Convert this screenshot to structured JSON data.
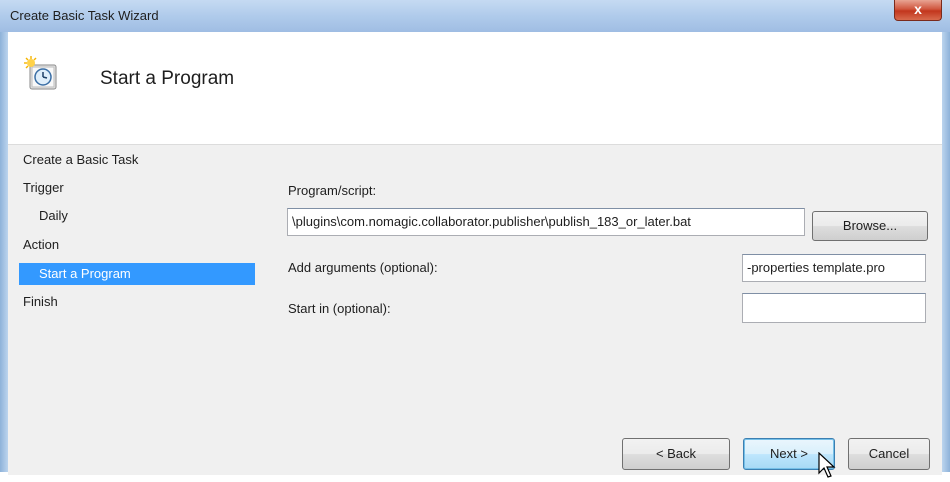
{
  "window": {
    "title": "Create Basic Task Wizard",
    "close_label": "x"
  },
  "header": {
    "title": "Start a Program",
    "icon": "scheduled-task-clock-icon"
  },
  "nav": {
    "items": [
      {
        "label": "Create a Basic Task"
      },
      {
        "label": "Trigger"
      },
      {
        "label": "Daily"
      },
      {
        "label": "Action"
      },
      {
        "label": "Start a Program",
        "selected": true
      },
      {
        "label": "Finish"
      }
    ]
  },
  "form": {
    "program_label": "Program/script:",
    "program_value": "\\plugins\\com.nomagic.collaborator.publisher\\publish_183_or_later.bat",
    "browse_label": "Browse...",
    "arguments_label": "Add arguments (optional):",
    "arguments_value": "-properties template.pro",
    "startin_label": "Start in (optional):",
    "startin_value": ""
  },
  "buttons": {
    "back": "< Back",
    "next": "Next >",
    "cancel": "Cancel"
  },
  "colors": {
    "selection": "#3399ff",
    "titlebar": "#b0cbeb",
    "close": "#c2361d"
  }
}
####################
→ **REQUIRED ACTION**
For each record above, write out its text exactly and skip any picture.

→ **RESULT OF THE EXERCISE**
Convert this screenshot to structured JSON data.
{
  "window": {
    "title": "Create Basic Task Wizard",
    "close_label": "x"
  },
  "header": {
    "title": "Start a Program",
    "icon": "scheduled-task-clock-icon"
  },
  "nav": {
    "items": [
      {
        "label": "Create a Basic Task"
      },
      {
        "label": "Trigger"
      },
      {
        "label": "Daily"
      },
      {
        "label": "Action"
      },
      {
        "label": "Start a Program",
        "selected": true
      },
      {
        "label": "Finish"
      }
    ]
  },
  "form": {
    "program_label": "Program/script:",
    "program_value": "\\plugins\\com.nomagic.collaborator.publisher\\publish_183_or_later.bat",
    "browse_label": "Browse...",
    "arguments_label": "Add arguments (optional):",
    "arguments_value": "-properties template.pro",
    "startin_label": "Start in (optional):",
    "startin_value": ""
  },
  "buttons": {
    "back": "< Back",
    "next": "Next >",
    "cancel": "Cancel"
  },
  "colors": {
    "selection": "#3399ff",
    "titlebar": "#b0cbeb",
    "close": "#c2361d"
  }
}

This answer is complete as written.